  • If you believe in determinism, everything that ever occurs is inevitable. Probabilities reflect our lack of information. Under some interpretations of relativity I’ve read, everything that ever occurs in a certain sense has already occurred but we merely perceive events to occur after one another.

  • Douglas Knight

    This seems useful. Anyone who tries to explain the outcome of that war should also try to explain the contemporary predictions. Ideally, one should do this before predictions have been extracted from markets.

    Two natural follow-up questions: (1) how does this compare to other predictions made explicitly (though qualitatively) at the time?

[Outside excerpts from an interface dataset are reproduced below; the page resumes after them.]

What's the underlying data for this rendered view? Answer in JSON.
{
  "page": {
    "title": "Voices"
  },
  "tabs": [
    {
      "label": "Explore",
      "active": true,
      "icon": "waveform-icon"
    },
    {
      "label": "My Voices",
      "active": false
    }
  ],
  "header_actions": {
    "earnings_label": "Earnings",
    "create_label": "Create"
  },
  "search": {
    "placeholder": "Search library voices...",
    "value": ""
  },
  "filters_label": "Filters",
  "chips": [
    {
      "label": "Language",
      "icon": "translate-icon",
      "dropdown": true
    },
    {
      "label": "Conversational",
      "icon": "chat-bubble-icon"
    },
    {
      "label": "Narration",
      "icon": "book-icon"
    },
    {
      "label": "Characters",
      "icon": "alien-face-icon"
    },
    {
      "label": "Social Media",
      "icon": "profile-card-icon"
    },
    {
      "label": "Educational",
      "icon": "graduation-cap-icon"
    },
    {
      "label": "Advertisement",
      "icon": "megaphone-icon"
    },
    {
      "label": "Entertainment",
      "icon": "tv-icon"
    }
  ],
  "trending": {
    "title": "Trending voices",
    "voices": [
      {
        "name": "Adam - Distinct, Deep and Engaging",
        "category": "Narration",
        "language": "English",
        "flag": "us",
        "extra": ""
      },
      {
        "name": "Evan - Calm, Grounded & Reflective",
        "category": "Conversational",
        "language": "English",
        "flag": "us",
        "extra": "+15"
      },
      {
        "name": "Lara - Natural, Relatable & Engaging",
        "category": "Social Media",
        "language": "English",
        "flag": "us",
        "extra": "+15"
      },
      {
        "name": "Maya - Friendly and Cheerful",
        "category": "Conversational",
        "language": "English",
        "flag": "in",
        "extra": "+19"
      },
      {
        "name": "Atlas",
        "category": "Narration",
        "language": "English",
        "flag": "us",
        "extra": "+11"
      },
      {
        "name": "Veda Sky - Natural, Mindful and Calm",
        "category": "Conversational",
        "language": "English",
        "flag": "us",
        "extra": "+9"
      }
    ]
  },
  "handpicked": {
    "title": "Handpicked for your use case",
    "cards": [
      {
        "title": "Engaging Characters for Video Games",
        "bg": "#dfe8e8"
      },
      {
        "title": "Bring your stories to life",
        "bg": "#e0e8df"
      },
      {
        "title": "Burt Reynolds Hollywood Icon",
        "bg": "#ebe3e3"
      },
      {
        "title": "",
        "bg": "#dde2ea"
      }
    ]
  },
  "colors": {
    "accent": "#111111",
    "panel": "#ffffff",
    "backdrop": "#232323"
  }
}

    (2) What information was revealed at Gettysburg? Two distinct classes of information occur to me:
    a. the quality of the Union generals
    b. the relevance of industry to war

    Given how bad Lincoln was at judging generals, (a) was probably information only available from battles, but (b) is information that someone paying close attention might have figured out without ahead of time.